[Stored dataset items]
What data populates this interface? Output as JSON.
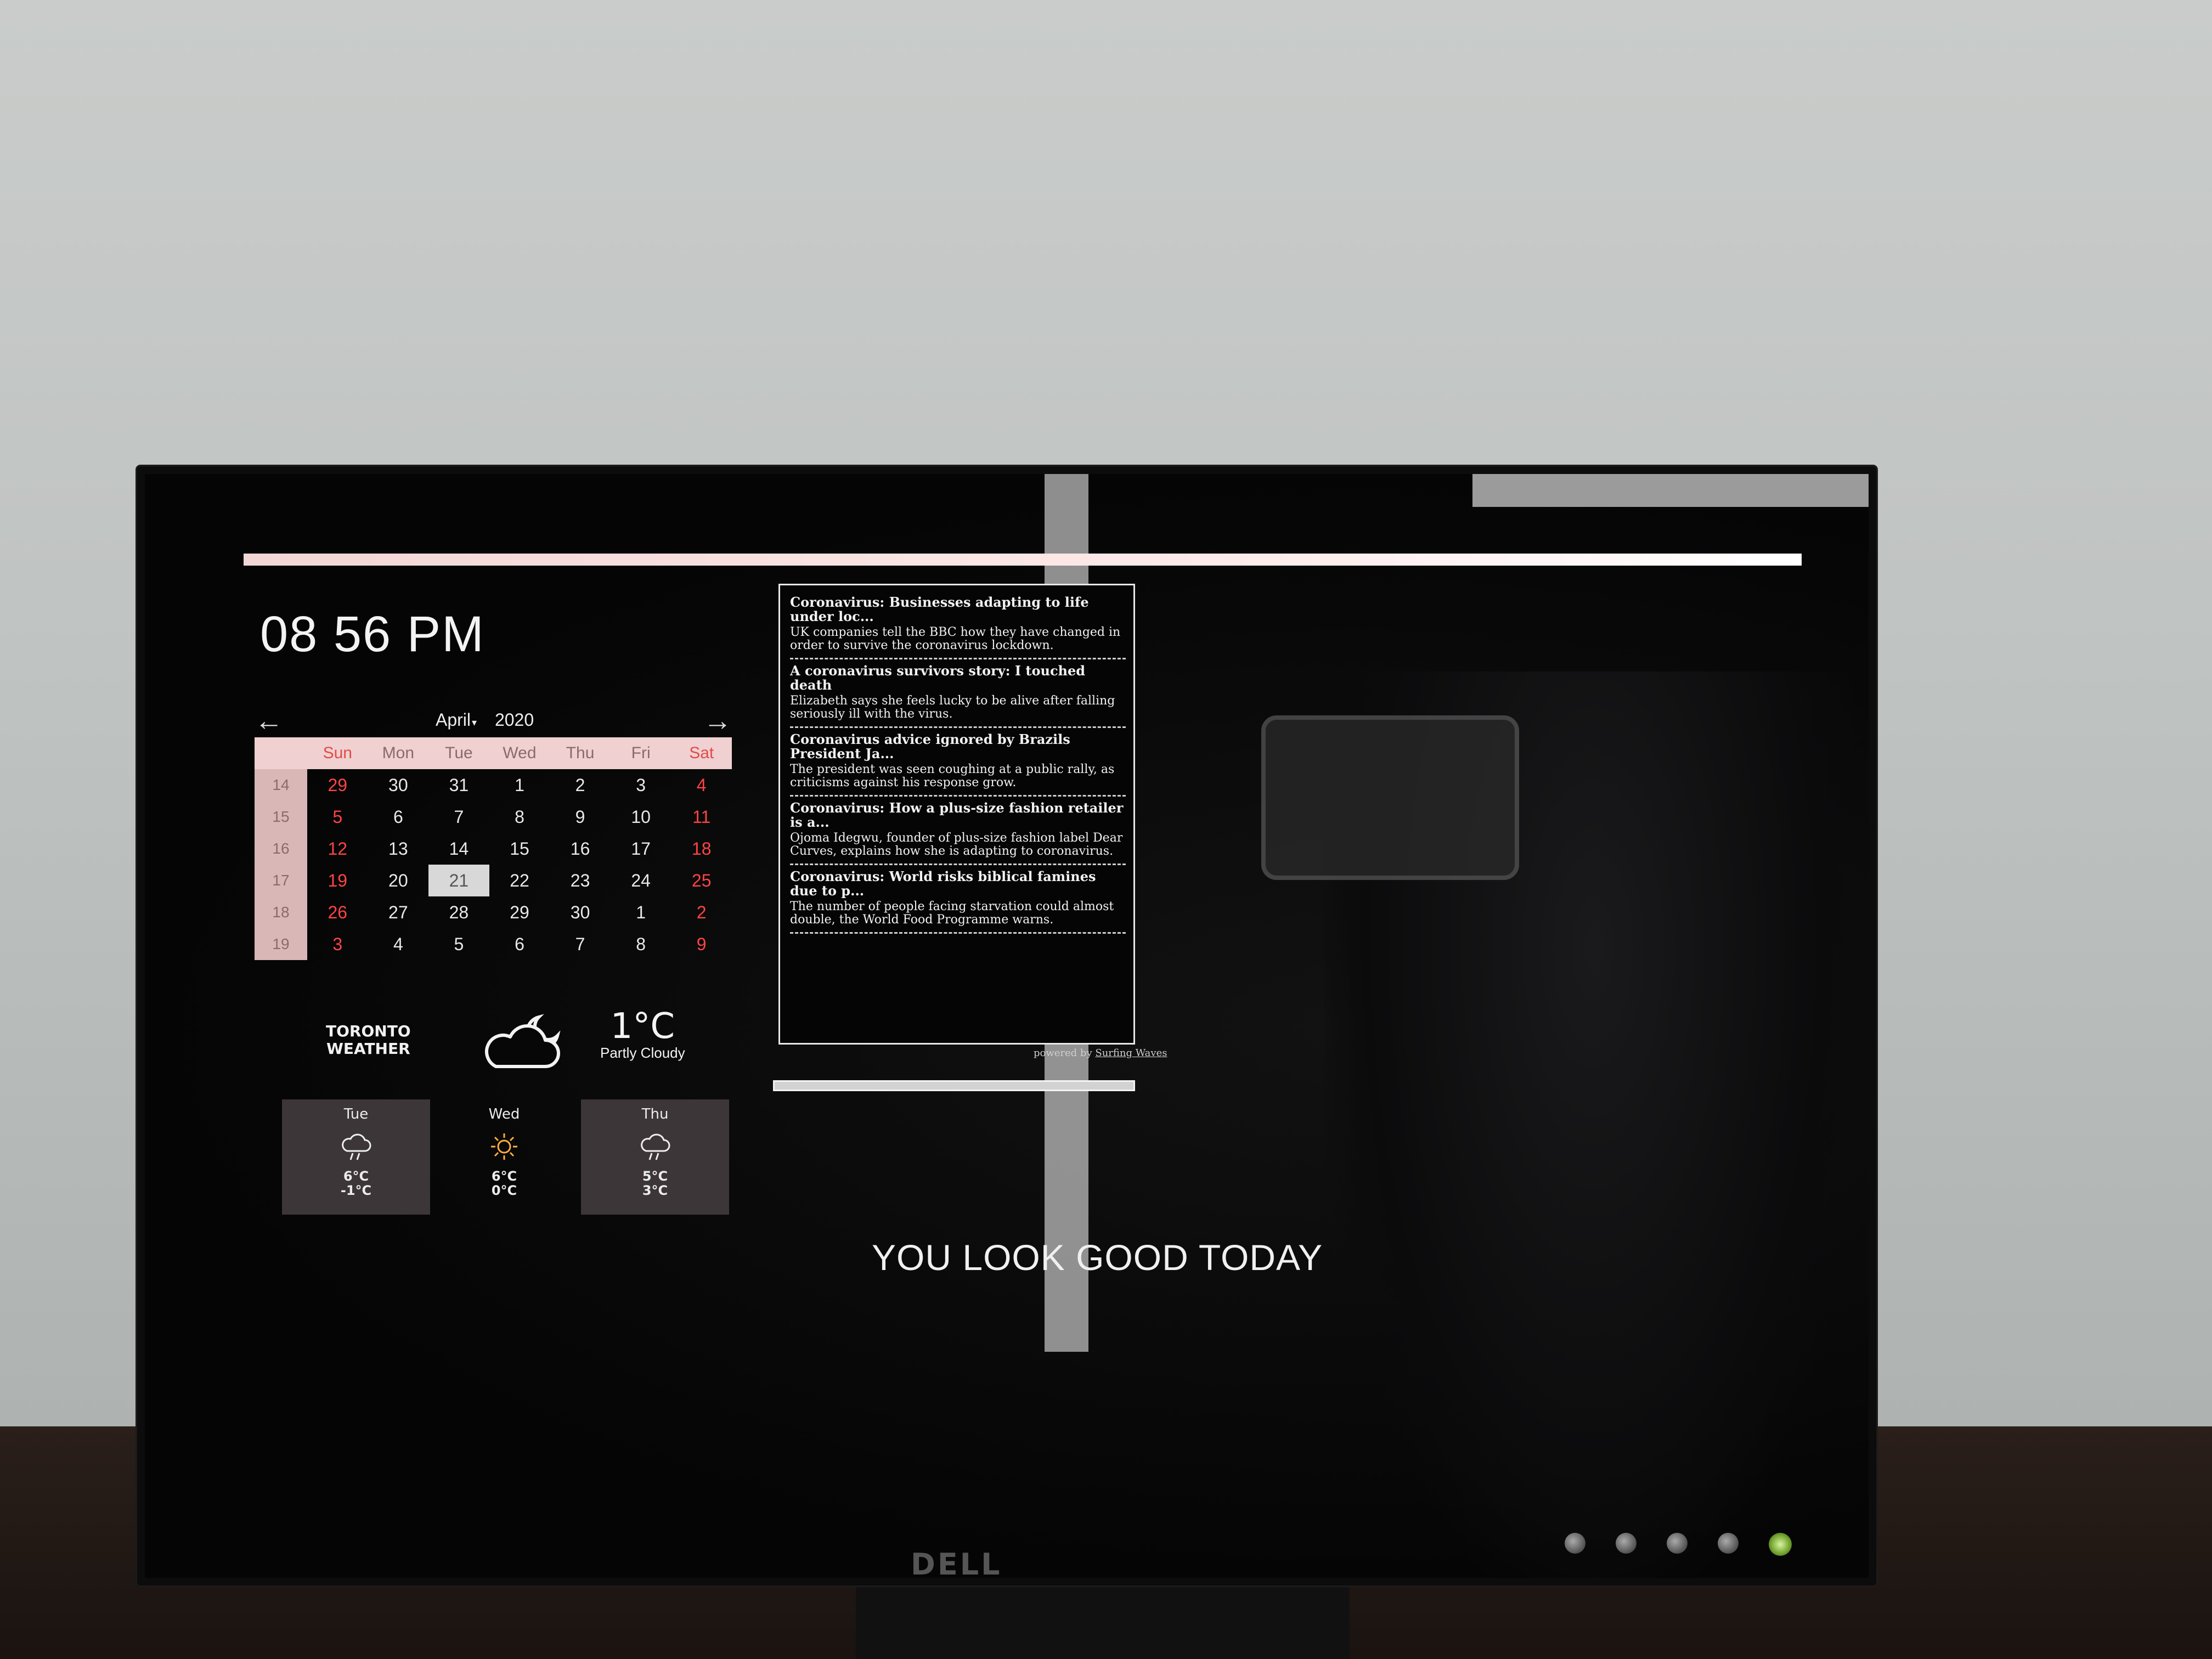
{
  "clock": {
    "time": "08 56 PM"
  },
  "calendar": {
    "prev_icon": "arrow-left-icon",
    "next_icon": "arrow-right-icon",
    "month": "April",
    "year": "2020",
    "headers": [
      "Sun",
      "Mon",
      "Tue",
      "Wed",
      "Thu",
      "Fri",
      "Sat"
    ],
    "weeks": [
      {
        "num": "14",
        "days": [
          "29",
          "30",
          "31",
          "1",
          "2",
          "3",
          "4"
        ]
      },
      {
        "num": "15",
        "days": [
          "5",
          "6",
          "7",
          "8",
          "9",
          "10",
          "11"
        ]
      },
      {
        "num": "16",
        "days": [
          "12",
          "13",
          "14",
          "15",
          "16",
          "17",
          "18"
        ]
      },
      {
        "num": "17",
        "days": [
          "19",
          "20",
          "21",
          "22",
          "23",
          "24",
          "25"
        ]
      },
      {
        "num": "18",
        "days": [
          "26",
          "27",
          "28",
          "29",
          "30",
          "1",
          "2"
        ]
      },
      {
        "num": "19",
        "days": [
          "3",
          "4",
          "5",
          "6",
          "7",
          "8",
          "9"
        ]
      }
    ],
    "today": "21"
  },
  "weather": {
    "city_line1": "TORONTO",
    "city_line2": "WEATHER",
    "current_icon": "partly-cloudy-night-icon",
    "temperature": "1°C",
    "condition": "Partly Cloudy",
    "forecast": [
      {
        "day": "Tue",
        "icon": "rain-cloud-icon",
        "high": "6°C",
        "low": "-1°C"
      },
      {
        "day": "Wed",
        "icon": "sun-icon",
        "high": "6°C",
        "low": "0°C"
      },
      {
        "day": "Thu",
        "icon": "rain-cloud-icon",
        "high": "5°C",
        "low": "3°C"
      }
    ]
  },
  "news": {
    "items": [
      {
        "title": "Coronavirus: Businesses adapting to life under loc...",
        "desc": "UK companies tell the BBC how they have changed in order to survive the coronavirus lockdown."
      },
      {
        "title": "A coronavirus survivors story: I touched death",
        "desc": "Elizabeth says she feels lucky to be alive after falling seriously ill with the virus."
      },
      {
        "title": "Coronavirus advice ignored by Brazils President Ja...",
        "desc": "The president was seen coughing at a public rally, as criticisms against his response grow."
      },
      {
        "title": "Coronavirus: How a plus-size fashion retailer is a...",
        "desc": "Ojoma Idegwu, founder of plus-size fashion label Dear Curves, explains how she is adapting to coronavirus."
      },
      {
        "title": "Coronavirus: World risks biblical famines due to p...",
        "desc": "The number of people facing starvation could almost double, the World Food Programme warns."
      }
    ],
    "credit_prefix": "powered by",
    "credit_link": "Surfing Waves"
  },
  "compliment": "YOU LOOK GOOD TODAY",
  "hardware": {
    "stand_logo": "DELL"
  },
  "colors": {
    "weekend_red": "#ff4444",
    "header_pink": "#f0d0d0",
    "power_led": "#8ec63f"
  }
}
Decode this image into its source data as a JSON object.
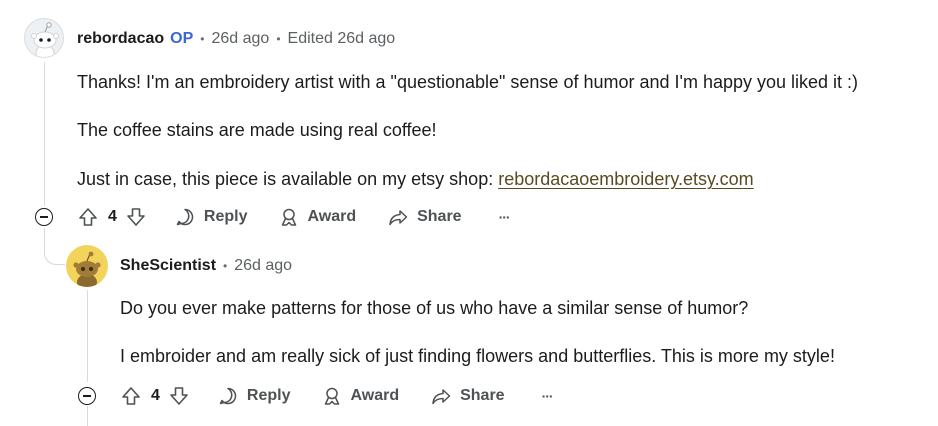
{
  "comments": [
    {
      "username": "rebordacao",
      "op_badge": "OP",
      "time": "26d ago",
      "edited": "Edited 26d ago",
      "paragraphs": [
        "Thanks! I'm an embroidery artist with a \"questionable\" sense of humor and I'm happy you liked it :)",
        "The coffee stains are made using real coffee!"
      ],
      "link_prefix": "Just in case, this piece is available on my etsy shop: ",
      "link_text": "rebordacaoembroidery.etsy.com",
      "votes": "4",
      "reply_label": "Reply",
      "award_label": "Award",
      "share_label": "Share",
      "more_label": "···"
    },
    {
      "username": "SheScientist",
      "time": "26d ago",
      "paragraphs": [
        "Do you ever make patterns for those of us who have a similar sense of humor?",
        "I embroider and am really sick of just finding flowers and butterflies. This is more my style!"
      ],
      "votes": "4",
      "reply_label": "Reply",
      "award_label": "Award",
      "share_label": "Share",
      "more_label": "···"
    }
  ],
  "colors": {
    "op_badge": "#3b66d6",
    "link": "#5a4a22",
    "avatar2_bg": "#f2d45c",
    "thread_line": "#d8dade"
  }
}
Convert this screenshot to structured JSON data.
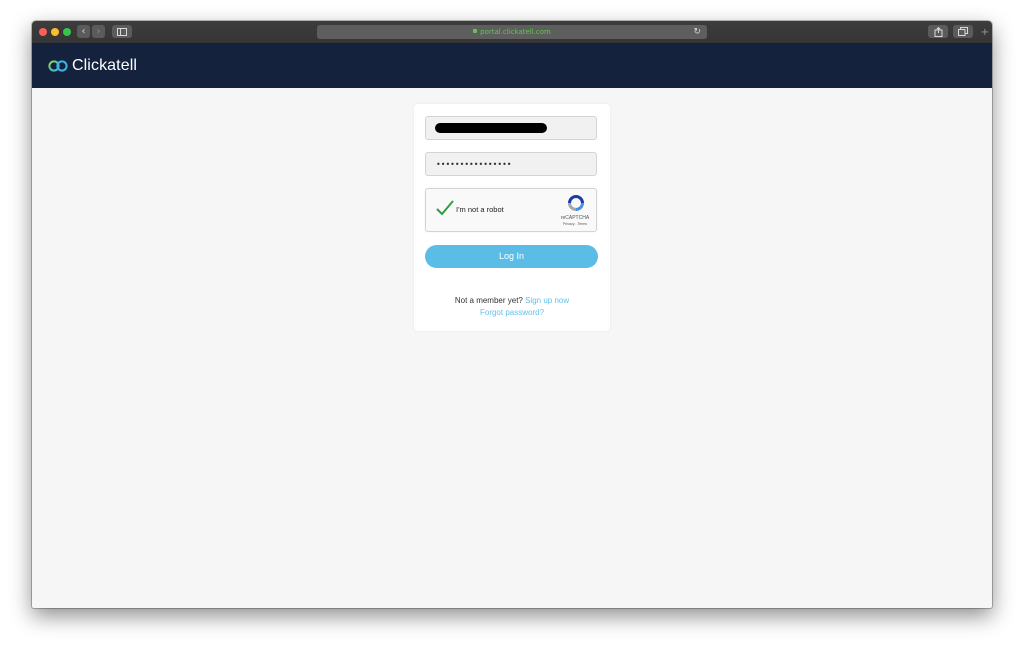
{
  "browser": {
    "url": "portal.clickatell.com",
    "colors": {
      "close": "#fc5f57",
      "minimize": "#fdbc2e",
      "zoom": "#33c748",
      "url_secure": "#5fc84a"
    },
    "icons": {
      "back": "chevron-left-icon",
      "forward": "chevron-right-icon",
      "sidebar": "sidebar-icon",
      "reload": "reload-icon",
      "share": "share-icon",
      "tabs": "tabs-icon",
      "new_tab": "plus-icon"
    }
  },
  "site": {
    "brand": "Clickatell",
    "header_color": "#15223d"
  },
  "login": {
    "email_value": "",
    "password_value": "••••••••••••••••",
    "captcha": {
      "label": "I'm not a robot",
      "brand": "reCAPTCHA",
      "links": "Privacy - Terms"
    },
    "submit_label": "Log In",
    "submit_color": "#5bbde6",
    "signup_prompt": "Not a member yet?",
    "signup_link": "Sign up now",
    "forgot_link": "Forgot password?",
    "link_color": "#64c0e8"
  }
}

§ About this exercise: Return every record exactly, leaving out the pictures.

§ Solution:
What data populates this interface? Output as JSON.
{
  "clock": {
    "time": "08 56 PM"
  },
  "calendar": {
    "prev_icon": "arrow-left-icon",
    "next_icon": "arrow-right-icon",
    "month": "April",
    "year": "2020",
    "headers": [
      "Sun",
      "Mon",
      "Tue",
      "Wed",
      "Thu",
      "Fri",
      "Sat"
    ],
    "weeks": [
      {
        "num": "14",
        "days": [
          "29",
          "30",
          "31",
          "1",
          "2",
          "3",
          "4"
        ]
      },
      {
        "num": "15",
        "days": [
          "5",
          "6",
          "7",
          "8",
          "9",
          "10",
          "11"
        ]
      },
      {
        "num": "16",
        "days": [
          "12",
          "13",
          "14",
          "15",
          "16",
          "17",
          "18"
        ]
      },
      {
        "num": "17",
        "days": [
          "19",
          "20",
          "21",
          "22",
          "23",
          "24",
          "25"
        ]
      },
      {
        "num": "18",
        "days": [
          "26",
          "27",
          "28",
          "29",
          "30",
          "1",
          "2"
        ]
      },
      {
        "num": "19",
        "days": [
          "3",
          "4",
          "5",
          "6",
          "7",
          "8",
          "9"
        ]
      }
    ],
    "today": "21"
  },
  "weather": {
    "city_line1": "TORONTO",
    "city_line2": "WEATHER",
    "current_icon": "partly-cloudy-night-icon",
    "temperature": "1°C",
    "condition": "Partly Cloudy",
    "forecast": [
      {
        "day": "Tue",
        "icon": "rain-cloud-icon",
        "high": "6°C",
        "low": "-1°C"
      },
      {
        "day": "Wed",
        "icon": "sun-icon",
        "high": "6°C",
        "low": "0°C"
      },
      {
        "day": "Thu",
        "icon": "rain-cloud-icon",
        "high": "5°C",
        "low": "3°C"
      }
    ]
  },
  "news": {
    "items": [
      {
        "title": "Coronavirus: Businesses adapting to life under loc...",
        "desc": "UK companies tell the BBC how they have changed in order to survive the coronavirus lockdown."
      },
      {
        "title": "A coronavirus survivors story: I touched death",
        "desc": "Elizabeth says she feels lucky to be alive after falling seriously ill with the virus."
      },
      {
        "title": "Coronavirus advice ignored by Brazils President Ja...",
        "desc": "The president was seen coughing at a public rally, as criticisms against his response grow."
      },
      {
        "title": "Coronavirus: How a plus-size fashion retailer is a...",
        "desc": "Ojoma Idegwu, founder of plus-size fashion label Dear Curves, explains how she is adapting to coronavirus."
      },
      {
        "title": "Coronavirus: World risks biblical famines due to p...",
        "desc": "The number of people facing starvation could almost double, the World Food Programme warns."
      }
    ],
    "credit_prefix": "powered by",
    "credit_link": "Surfing Waves"
  },
  "compliment": "YOU LOOK GOOD TODAY",
  "hardware": {
    "stand_logo": "DELL"
  },
  "colors": {
    "weekend_red": "#ff4444",
    "header_pink": "#f0d0d0",
    "power_led": "#8ec63f"
  }
}
Decode this image into its source data as a JSON object.
{
  "comments": [
    {
      "username": "rebordacao",
      "op_badge": "OP",
      "time": "26d ago",
      "edited": "Edited 26d ago",
      "paragraphs": [
        "Thanks! I'm an embroidery artist with a \"questionable\" sense of humor and I'm happy you liked it :)",
        "The coffee stains are made using real coffee!"
      ],
      "link_prefix": "Just in case, this piece is available on my etsy shop: ",
      "link_text": "rebordacaoembroidery.etsy.com",
      "votes": "4",
      "reply_label": "Reply",
      "award_label": "Award",
      "share_label": "Share",
      "more_label": "···"
    },
    {
      "username": "SheScientist",
      "time": "26d ago",
      "paragraphs": [
        "Do you ever make patterns for those of us who have a similar sense of humor?",
        "I embroider and am really sick of just finding flowers and butterflies. This is more my style!"
      ],
      "votes": "4",
      "reply_label": "Reply",
      "award_label": "Award",
      "share_label": "Share",
      "more_label": "···"
    }
  ],
  "colors": {
    "op_badge": "#3b66d6",
    "link": "#5a4a22",
    "avatar2_bg": "#f2d45c",
    "thread_line": "#d8dade"
  }
}
Convert this screenshot to structured JSON data.
{
  "browser": {
    "url": "portal.clickatell.com",
    "colors": {
      "close": "#fc5f57",
      "minimize": "#fdbc2e",
      "zoom": "#33c748",
      "url_secure": "#5fc84a"
    },
    "icons": {
      "back": "chevron-left-icon",
      "forward": "chevron-right-icon",
      "sidebar": "sidebar-icon",
      "reload": "reload-icon",
      "share": "share-icon",
      "tabs": "tabs-icon",
      "new_tab": "plus-icon"
    }
  },
  "site": {
    "brand": "Clickatell",
    "header_color": "#15223d"
  },
  "login": {
    "email_value": "",
    "password_value": "••••••••••••••••",
    "captcha": {
      "label": "I'm not a robot",
      "brand": "reCAPTCHA",
      "links": "Privacy - Terms"
    },
    "submit_label": "Log In",
    "submit_color": "#5bbde6",
    "signup_prompt": "Not a member yet?",
    "signup_link": "Sign up now",
    "forgot_link": "Forgot password?",
    "link_color": "#64c0e8"
  }
}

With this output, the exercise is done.